*** DATA FOR THIS TASK ***

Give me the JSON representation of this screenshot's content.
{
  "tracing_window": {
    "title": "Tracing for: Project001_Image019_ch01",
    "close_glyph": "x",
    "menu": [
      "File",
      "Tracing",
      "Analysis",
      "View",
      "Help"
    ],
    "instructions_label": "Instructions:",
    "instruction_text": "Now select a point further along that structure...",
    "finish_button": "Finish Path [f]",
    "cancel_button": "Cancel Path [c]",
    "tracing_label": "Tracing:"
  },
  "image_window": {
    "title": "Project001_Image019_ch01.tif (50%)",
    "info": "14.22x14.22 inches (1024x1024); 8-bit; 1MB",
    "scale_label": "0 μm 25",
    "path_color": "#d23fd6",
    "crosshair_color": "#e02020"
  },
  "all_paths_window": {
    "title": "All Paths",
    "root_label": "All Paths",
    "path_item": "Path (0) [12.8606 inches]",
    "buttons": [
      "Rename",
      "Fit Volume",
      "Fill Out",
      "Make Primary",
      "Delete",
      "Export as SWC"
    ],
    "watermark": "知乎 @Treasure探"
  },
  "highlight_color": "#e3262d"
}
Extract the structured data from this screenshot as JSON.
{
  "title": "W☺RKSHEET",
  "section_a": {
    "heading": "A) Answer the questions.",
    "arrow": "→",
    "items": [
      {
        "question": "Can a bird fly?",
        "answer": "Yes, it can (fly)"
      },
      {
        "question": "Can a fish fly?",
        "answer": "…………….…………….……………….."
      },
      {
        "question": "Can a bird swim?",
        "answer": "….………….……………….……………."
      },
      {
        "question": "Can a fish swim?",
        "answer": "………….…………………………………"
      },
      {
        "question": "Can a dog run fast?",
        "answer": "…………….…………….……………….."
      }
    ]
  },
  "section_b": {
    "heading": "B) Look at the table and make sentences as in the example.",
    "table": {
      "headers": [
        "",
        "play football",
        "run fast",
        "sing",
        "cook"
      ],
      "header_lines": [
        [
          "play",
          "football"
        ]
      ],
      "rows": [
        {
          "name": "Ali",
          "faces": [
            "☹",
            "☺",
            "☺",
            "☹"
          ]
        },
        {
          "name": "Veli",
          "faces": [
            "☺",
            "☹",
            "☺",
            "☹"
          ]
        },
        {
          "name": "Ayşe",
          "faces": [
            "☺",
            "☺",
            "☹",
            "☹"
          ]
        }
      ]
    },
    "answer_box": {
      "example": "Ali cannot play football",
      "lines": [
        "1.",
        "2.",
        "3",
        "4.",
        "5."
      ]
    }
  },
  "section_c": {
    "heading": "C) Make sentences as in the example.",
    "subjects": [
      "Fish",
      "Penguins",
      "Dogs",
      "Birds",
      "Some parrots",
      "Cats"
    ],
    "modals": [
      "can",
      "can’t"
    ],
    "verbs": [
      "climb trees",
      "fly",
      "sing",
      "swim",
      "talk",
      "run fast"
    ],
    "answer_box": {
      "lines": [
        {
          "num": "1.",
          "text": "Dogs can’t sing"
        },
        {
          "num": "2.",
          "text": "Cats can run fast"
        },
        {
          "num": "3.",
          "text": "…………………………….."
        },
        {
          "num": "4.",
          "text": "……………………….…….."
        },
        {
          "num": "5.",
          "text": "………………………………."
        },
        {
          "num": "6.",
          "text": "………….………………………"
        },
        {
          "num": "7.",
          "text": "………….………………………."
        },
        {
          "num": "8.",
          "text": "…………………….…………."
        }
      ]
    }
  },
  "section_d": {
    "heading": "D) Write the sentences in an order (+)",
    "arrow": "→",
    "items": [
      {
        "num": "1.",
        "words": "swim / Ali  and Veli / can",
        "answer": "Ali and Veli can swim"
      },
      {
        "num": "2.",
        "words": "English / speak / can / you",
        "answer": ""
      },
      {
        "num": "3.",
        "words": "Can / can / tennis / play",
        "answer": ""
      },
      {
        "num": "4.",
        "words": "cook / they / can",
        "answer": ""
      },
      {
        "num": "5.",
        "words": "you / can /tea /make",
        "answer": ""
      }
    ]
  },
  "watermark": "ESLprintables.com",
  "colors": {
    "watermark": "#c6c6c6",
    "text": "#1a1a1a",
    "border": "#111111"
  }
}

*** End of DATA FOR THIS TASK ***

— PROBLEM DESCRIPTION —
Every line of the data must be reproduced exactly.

— SOLUTION TO THIS EXERCISE —
Give me the JSON representation of this screenshot's content.
{
  "tracing_window": {
    "title": "Tracing for: Project001_Image019_ch01",
    "close_glyph": "x",
    "menu": [
      "File",
      "Tracing",
      "Analysis",
      "View",
      "Help"
    ],
    "instructions_label": "Instructions:",
    "instruction_text": "Now select a point further along that structure...",
    "finish_button": "Finish Path [f]",
    "cancel_button": "Cancel Path [c]",
    "tracing_label": "Tracing:"
  },
  "image_window": {
    "title": "Project001_Image019_ch01.tif (50%)",
    "info": "14.22x14.22 inches (1024x1024); 8-bit; 1MB",
    "scale_label": "0 μm 25",
    "path_color": "#d23fd6",
    "crosshair_color": "#e02020"
  },
  "all_paths_window": {
    "title": "All Paths",
    "root_label": "All Paths",
    "path_item": "Path (0) [12.8606 inches]",
    "buttons": [
      "Rename",
      "Fit Volume",
      "Fill Out",
      "Make Primary",
      "Delete",
      "Export as SWC"
    ],
    "watermark": "知乎 @Treasure探"
  },
  "highlight_color": "#e3262d"
}
Extract the structured data from this screenshot as JSON.
{
  "title": "W☺RKSHEET",
  "section_a": {
    "heading": "A) Answer the questions.",
    "arrow": "→",
    "items": [
      {
        "question": "Can a bird fly?",
        "answer": "Yes, it can (fly)"
      },
      {
        "question": "Can a fish fly?",
        "answer": "…………….…………….……………….."
      },
      {
        "question": "Can a bird swim?",
        "answer": "….………….……………….……………."
      },
      {
        "question": "Can a fish swim?",
        "answer": "………….…………………………………"
      },
      {
        "question": "Can a dog run fast?",
        "answer": "…………….…………….……………….."
      }
    ]
  },
  "section_b": {
    "heading": "B) Look at the table and make sentences as in the example.",
    "table": {
      "headers": [
        "",
        "play football",
        "run fast",
        "sing",
        "cook"
      ],
      "header_lines": [
        [
          "play",
          "football"
        ]
      ],
      "rows": [
        {
          "name": "Ali",
          "faces": [
            "☹",
            "☺",
            "☺",
            "☹"
          ]
        },
        {
          "name": "Veli",
          "faces": [
            "☺",
            "☹",
            "☺",
            "☹"
          ]
        },
        {
          "name": "Ayşe",
          "faces": [
            "☺",
            "☺",
            "☹",
            "☹"
          ]
        }
      ]
    },
    "answer_box": {
      "example": "Ali cannot play football",
      "lines": [
        "1.",
        "2.",
        "3",
        "4.",
        "5."
      ]
    }
  },
  "section_c": {
    "heading": "C) Make sentences as in the example.",
    "subjects": [
      "Fish",
      "Penguins",
      "Dogs",
      "Birds",
      "Some parrots",
      "Cats"
    ],
    "modals": [
      "can",
      "can’t"
    ],
    "verbs": [
      "climb trees",
      "fly",
      "sing",
      "swim",
      "talk",
      "run fast"
    ],
    "answer_box": {
      "lines": [
        {
          "num": "1.",
          "text": "Dogs can’t sing"
        },
        {
          "num": "2.",
          "text": "Cats can run fast"
        },
        {
          "num": "3.",
          "text": "…………………………….."
        },
        {
          "num": "4.",
          "text": "……………………….…….."
        },
        {
          "num": "5.",
          "text": "………………………………."
        },
        {
          "num": "6.",
          "text": "………….………………………"
        },
        {
          "num": "7.",
          "text": "………….………………………."
        },
        {
          "num": "8.",
          "text": "…………………….…………."
        }
      ]
    }
  },
  "section_d": {
    "heading": "D) Write the sentences in an order (+)",
    "arrow": "→",
    "items": [
      {
        "num": "1.",
        "words": "swim / Ali  and Veli / can",
        "answer": "Ali and Veli can swim"
      },
      {
        "num": "2.",
        "words": "English / speak / can / you",
        "answer": ""
      },
      {
        "num": "3.",
        "words": "Can / can / tennis / play",
        "answer": ""
      },
      {
        "num": "4.",
        "words": "cook / they / can",
        "answer": ""
      },
      {
        "num": "5.",
        "words": "you / can /tea /make",
        "answer": ""
      }
    ]
  },
  "watermark": "ESLprintables.com",
  "colors": {
    "watermark": "#c6c6c6",
    "text": "#1a1a1a",
    "border": "#111111"
  }
}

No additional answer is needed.